Its genesis began two years after the terrorist attacks when Berger visited Ground Zero while in New York City for a conference. The keynote speaker at the conference was Feinberg. As Berger recalls, he "told haunting stories about 9/11 families, the impact of the Fund on their lives and its uniqueness in 9/11 history." Moved by what she heard, Berger approached Feinberg about documenting the program and his work on film. Initially, he was resistant—it took a year, and many e-mails and phone calls later, before he came on board. The support of friends, family and colleagues was integral in getting the film made, says Berger, who also was helped along the way by nearly two dozen law students, and former deans and current faculty of the School of Law.
Nothing could have prepared her for the filmmaking process ahead. "It consumed my life for seven years…," says Berger. "A roller coaster ride, indeed, but a journey that has constituted an incredibly momentous seven years."

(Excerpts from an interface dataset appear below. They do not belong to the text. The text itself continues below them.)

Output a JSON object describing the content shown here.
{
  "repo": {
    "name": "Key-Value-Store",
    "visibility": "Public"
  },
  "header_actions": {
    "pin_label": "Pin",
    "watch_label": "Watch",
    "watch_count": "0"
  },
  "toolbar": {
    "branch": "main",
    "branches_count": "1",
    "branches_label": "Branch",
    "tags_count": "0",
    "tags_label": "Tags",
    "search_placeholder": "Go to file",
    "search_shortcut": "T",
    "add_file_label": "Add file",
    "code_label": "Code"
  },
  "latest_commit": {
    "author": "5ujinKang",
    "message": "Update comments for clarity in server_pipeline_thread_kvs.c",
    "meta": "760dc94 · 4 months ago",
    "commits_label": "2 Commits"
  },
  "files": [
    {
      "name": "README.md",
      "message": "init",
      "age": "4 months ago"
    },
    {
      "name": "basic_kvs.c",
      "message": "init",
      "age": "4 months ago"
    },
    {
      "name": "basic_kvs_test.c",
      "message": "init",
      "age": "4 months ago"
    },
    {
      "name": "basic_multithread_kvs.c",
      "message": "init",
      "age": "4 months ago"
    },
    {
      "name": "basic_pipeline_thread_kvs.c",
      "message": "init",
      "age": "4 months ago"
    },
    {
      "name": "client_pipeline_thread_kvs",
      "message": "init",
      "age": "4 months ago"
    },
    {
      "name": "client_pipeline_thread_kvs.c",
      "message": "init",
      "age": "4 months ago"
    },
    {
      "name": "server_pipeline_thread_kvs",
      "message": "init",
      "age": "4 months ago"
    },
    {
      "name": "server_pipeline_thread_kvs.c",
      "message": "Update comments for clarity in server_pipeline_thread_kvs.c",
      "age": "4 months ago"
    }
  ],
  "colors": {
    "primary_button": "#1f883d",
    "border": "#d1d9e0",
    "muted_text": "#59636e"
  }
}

The team behind the scenes working with Berger includes two Emmy Award winners, co-director Sarah Holt and cinematographer Erich Roland, along with narrator Charles Ogletree, composer and sound specialist Dan Ring and video editor/graphic designer Pamela Taylor Waldman.
The documentary showcases seven families and individuals whose lives were directly affected by 9/11 and the Victim Compensation Fund. Those who are featured came after more than a year and a half of combing through names and contacts, plus countless interviews. Many of the stories Berger first read about in a New York Times series on 9/11 victims. "The thing that united them before 9/11 was that on Sept. 11, 2001, they all got up that morning, said their goodbyes and we never saw them again," Berger says.
There's Felicia Dunn Jones, a civil rights lawyer whose office was a block from the World Trade Center. When the Twin Towers crumbled she ingested the dust that hailed down on New York City. Five months later, she died from sarcoidosis, an inflammation of the lungs believed to be caused by inhalation of dust. She was 42 years old. Another is that of Melodie Homer, who lost her husband LeRoy, who was a co-pilot on United Flight 93. The documentary also includes the challenges families and partners faced. One such case is that of Margaret Cruz, who lost her domestic partner of 18 years, Pat McAneney, an accountant working in one of the towers. Cruz had to plead her case to Feinberg because the couple was not registered as domestic partners and McAneney died without a will.
"There was a huge responsibility that we weren't going to exploit them," Berger says. "For a lot of them it was the first time they opened up and agreed to do [a project] like this."
The film will be screened and made available for future use at law schools and conferences throughout the United States. The director's take on the final cut of the film: "Out of the Ashes: 9/11 is an objective piece of documentary work," says Berger, and a documentary that allows viewers to come to their own conclusions about the Victim Compensation Fund and if justice was served.
To view a trailer for Out of the Ashes: 9/11 visit www.outoftheashes911.com